The 2010 Rawson’s Retreat is a blend of 62% Shiraz and 38% Cabernet Sauvignon sourced from multiple vineyards in South Eastern Australia. The Rawson’s Retreat brand is Penfolds entry level wine and in the past the Penfolds name was boldly written in red across the front (the photo on the left is an example of the old label), but for the 2010 bottling the Penfolds name is seen only in the small print information that legally must be shown on the back of the label. Penfolds produces an extremely large number of wines each vintage, from $8 entry level wines to the Grange Shiraz that can be cellared for 20 or more years. Many of their wines compete against each other in the marketplace, so it seems that they are starting to sort out their lineup with the 2010 vintage. This Shiraz/Cabernet Sauvignon was aged in French and American oak barrels and the alcohol content is 13.5%.
The color is strawberry red with black highlights. The nose black and blueberry, plums, gingerbread spice and Nestle’s Quik powder. This wine starts off velvety and then transitions to a nice spicy, tart edge. Fresh blueberry hits first, followed by strawberry, dark chocolate and a hint of French vanilla. The mid palate shows curry spice with cherry and cranberry. The tannins give the back of your palate a slight tug, not too much, just enough to show that there is some Cabernet Sauvignon in the mix. The acidity is well balanced and the finish is admirably long and strong for a $7.99 wine.
If you notice, the Australian wine section in your local wine shop commands about half the space it did only 3 years ago. The bottom fell out of the Australian wine market, for several reasons, none of which had anything to do with the quality of the wine.

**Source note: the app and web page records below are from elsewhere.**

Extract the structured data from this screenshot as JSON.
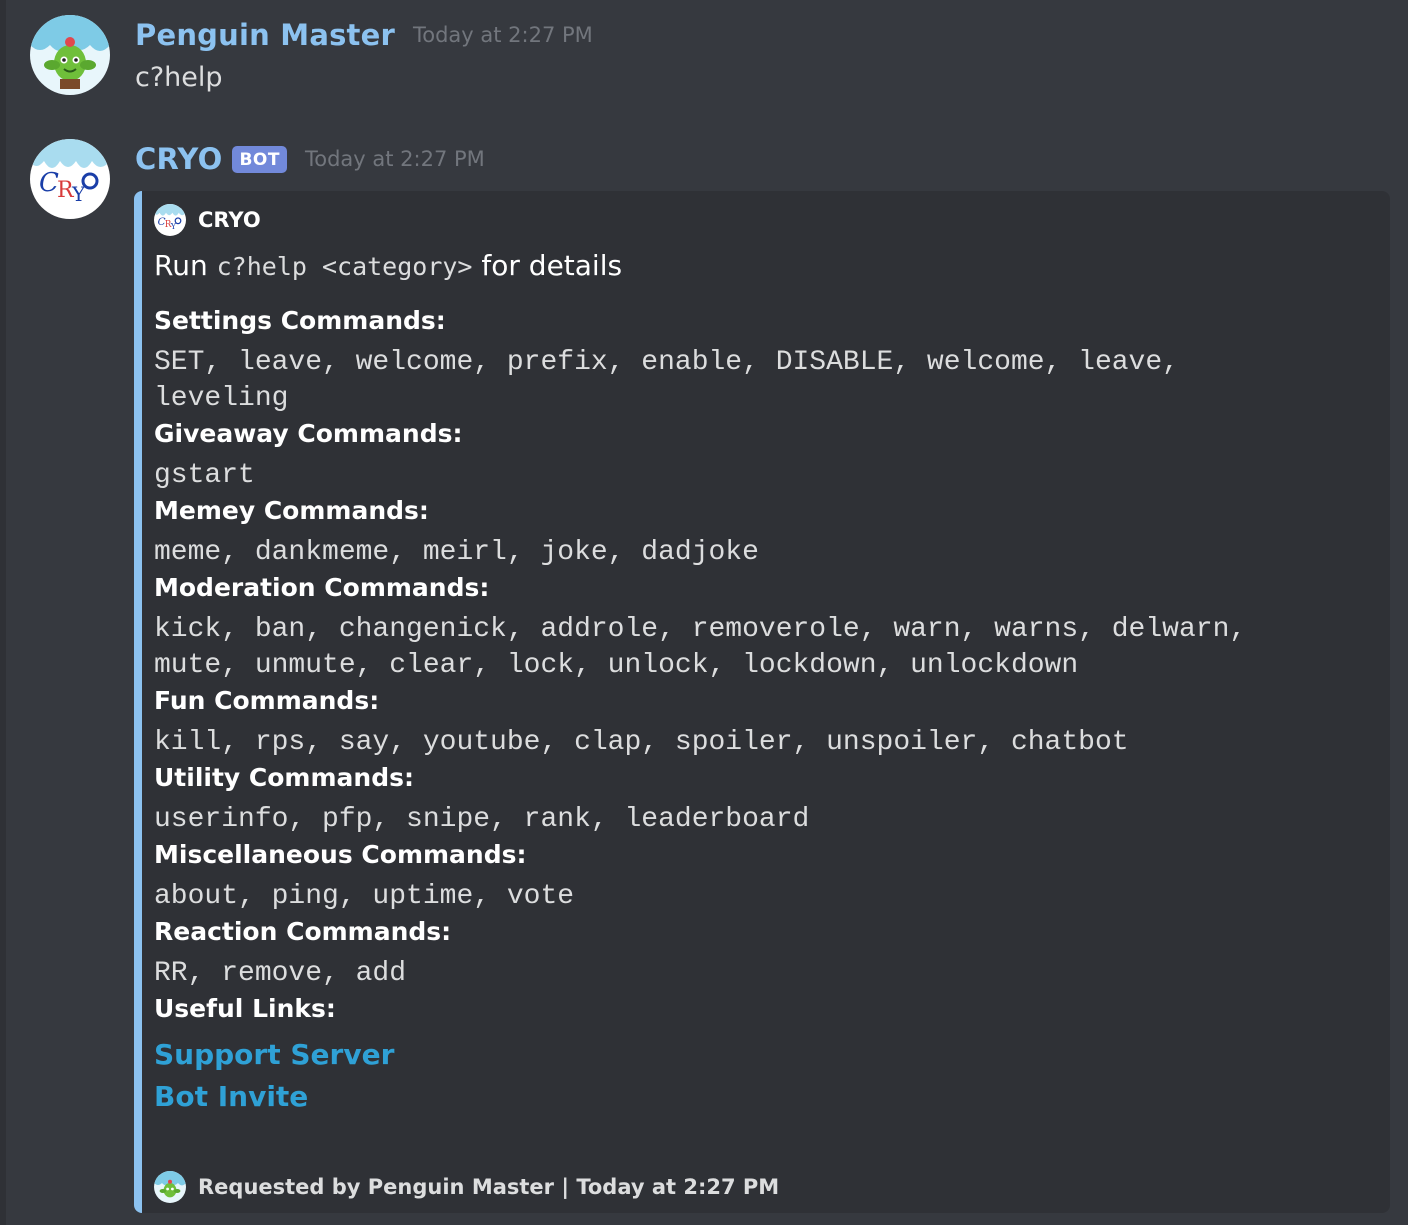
{
  "messages": [
    {
      "username": "Penguin Master",
      "timestamp": "Today at 2:27 PM",
      "content": "c?help",
      "avatar_icon": "spiky-cactus-avatar-icon"
    },
    {
      "username": "CRYO",
      "bot_tag": "BOT",
      "timestamp": "Today at 2:27 PM",
      "avatar_icon": "cryo-logo-avatar-icon"
    }
  ],
  "embed": {
    "accent_color": "#8cc2f0",
    "author": "CRYO",
    "description": {
      "prefix": "Run",
      "code": "c?help <category>",
      "suffix": "for details"
    },
    "fields": [
      {
        "name": "Settings Commands:",
        "value": "SET, leave, welcome, prefix, enable, DISABLE, welcome, leave,\nleveling"
      },
      {
        "name": "Giveaway Commands:",
        "value": "gstart"
      },
      {
        "name": "Memey Commands:",
        "value": "meme, dankmeme, meirl, joke, dadjoke"
      },
      {
        "name": "Moderation Commands:",
        "value": "kick, ban, changenick, addrole, removerole, warn, warns, delwarn,\nmute, unmute, clear, lock, unlock, lockdown, unlockdown"
      },
      {
        "name": "Fun Commands:",
        "value": "kill, rps, say, youtube, clap, spoiler, unspoiler, chatbot"
      },
      {
        "name": "Utility Commands:",
        "value": "userinfo, pfp, snipe, rank, leaderboard"
      },
      {
        "name": "Miscellaneous Commands:",
        "value": "about, ping, uptime, vote"
      },
      {
        "name": "Reaction Commands:",
        "value": "RR, remove, add"
      }
    ],
    "links_title": "Useful Links:",
    "links": [
      "Support Server",
      "Bot Invite"
    ],
    "footer": "Requested by Penguin Master | Today at 2:27 PM"
  },
  "colors": {
    "background": "#36393f",
    "embed_background": "#2f3136",
    "username": "#8cc2f0",
    "bot_tag": "#7289da",
    "link": "#2fa1d6",
    "timestamp": "#72767d"
  }
}
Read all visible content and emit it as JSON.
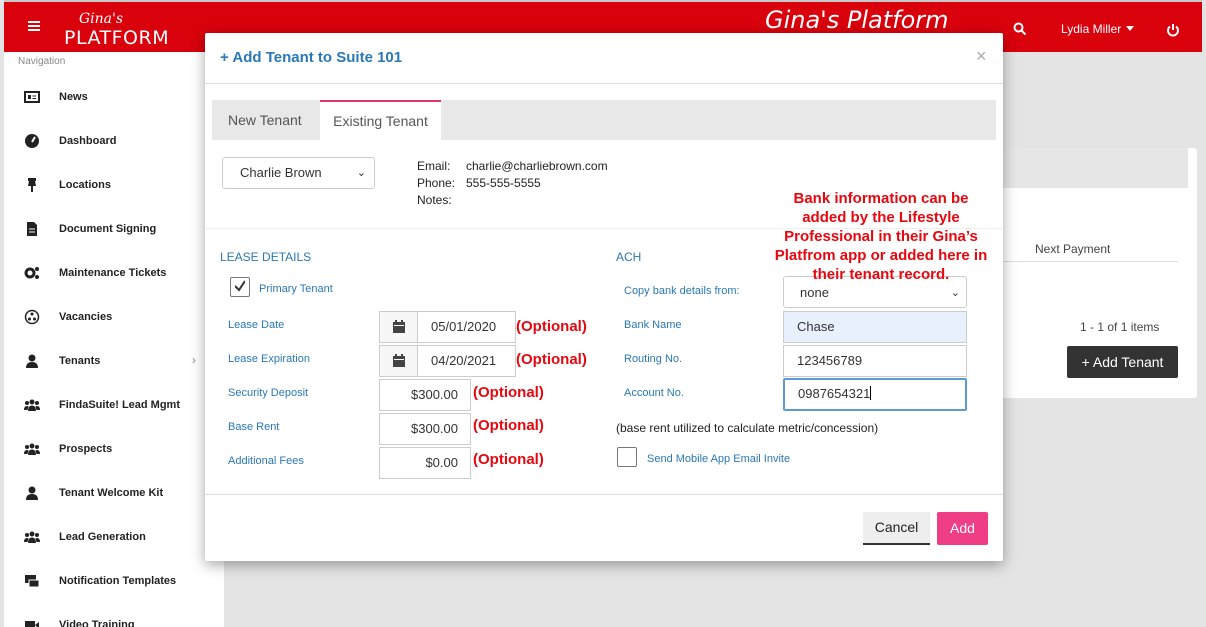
{
  "header": {
    "logo_script": "Gina's",
    "logo_main": "PLATFORM",
    "platform_title": "Gina's Platform",
    "user_name": "Lydia Miller",
    "brand_color": "#d9020c"
  },
  "sidebar": {
    "title": "Navigation",
    "items": [
      {
        "label": "News",
        "icon": "newspaper-icon"
      },
      {
        "label": "Dashboard",
        "icon": "gauge-icon"
      },
      {
        "label": "Locations",
        "icon": "pin-icon"
      },
      {
        "label": "Document Signing",
        "icon": "document-icon"
      },
      {
        "label": "Maintenance Tickets",
        "icon": "gears-icon"
      },
      {
        "label": "Vacancies",
        "icon": "circle-dots-icon"
      },
      {
        "label": "Tenants",
        "icon": "user-icon"
      },
      {
        "label": "FindaSuite! Lead Mgmt",
        "icon": "users-icon"
      },
      {
        "label": "Prospects",
        "icon": "users-icon"
      },
      {
        "label": "Tenant Welcome Kit",
        "icon": "user-icon"
      },
      {
        "label": "Lead Generation",
        "icon": "users-icon"
      },
      {
        "label": "Notification Templates",
        "icon": "templates-icon"
      },
      {
        "label": "Video Training",
        "icon": "video-icon"
      }
    ]
  },
  "background_card": {
    "column_header": "Next Payment",
    "count": "1 - 1 of 1 items",
    "add_button": "+ Add Tenant"
  },
  "modal": {
    "title": "+ Add Tenant to Suite 101",
    "close": "×",
    "tabs": [
      "New Tenant",
      "Existing Tenant"
    ],
    "selected_tenant": "Charlie Brown",
    "info": {
      "email_label": "Email:",
      "email": "charlie@charliebrown.com",
      "phone_label": "Phone:",
      "phone": "555-555-5555",
      "notes_label": "Notes:",
      "notes": ""
    },
    "lease": {
      "title": "LEASE DETAILS",
      "primary_tenant_label": "Primary Tenant",
      "primary_tenant_checked": true,
      "lease_date_label": "Lease Date",
      "lease_date": "05/01/2020",
      "lease_exp_label": "Lease Expiration",
      "lease_exp": "04/20/2021",
      "security_label": "Security Deposit",
      "security": "$300.00",
      "base_rent_label": "Base Rent",
      "base_rent": "$300.00",
      "fees_label": "Additional Fees",
      "fees": "$0.00"
    },
    "optional_label": "(Optional)",
    "ach": {
      "title": "ACH",
      "copy_label": "Copy bank details from:",
      "copy_value": "none",
      "bank_label": "Bank Name",
      "bank": "Chase",
      "routing_label": "Routing No.",
      "routing": "123456789",
      "account_label": "Account No.",
      "account": "0987654321"
    },
    "annotation": "Bank information can be added by the Lifestyle Professional in their Gina’s Platfrom app or added here in their tenant record.",
    "base_rent_note": "(base rent utilized to calculate metric/concession)",
    "send_invite_label": "Send Mobile App Email Invite",
    "cancel_label": "Cancel",
    "add_label": "Add",
    "accent_color": "#ef3d86"
  }
}
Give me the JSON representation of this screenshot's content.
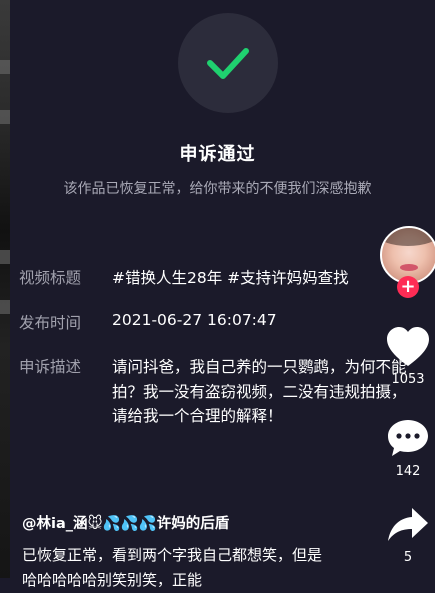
{
  "dialog": {
    "title": "申诉通过",
    "subtitle": "该作品已恢复正常，给你带来的不便我们深感抱歉"
  },
  "details": {
    "video_title_label": "视频标题",
    "video_title_value": "#错换人生28年 #支持许妈妈查找",
    "publish_time_label": "发布时间",
    "publish_time_value": "2021-06-27 16:07:47",
    "appeal_desc_label": "申诉描述",
    "appeal_desc_value": "请问抖爸，我自己养的一只鹦鹉，为何不能拍？我一没有盗窃视频，二没有违规拍摄，请给我一个合理的解释！"
  },
  "comment": {
    "user": "@林ia_涵🐭💦💦💦许妈的后盾",
    "text": "已恢复正常，看到两个字我自己都想笑，但是哈哈哈哈哈别笑别笑，正能"
  },
  "actions": {
    "like_count": "1053",
    "comment_count": "142",
    "share_count": "5"
  },
  "colors": {
    "background": "#1b1a2a",
    "check_green": "#1fd16f",
    "follow_badge": "#fe2c55"
  },
  "icons": [
    "check-icon",
    "plus-icon",
    "heart-icon",
    "comment-icon",
    "share-icon"
  ]
}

It is not good for the Australian wine industry, but their loss is value wine drinkers gain, the glut of grapes available in Australia has lowered their price and grapes that in the past would never find their way into a $7.99 bottle of wine are easily available. In California, there is a grape shortage, not a surplus, so you have to be very careful to find value in inexpensive upcoming vintages, but Australian wines should be extreme values for the next couple of years.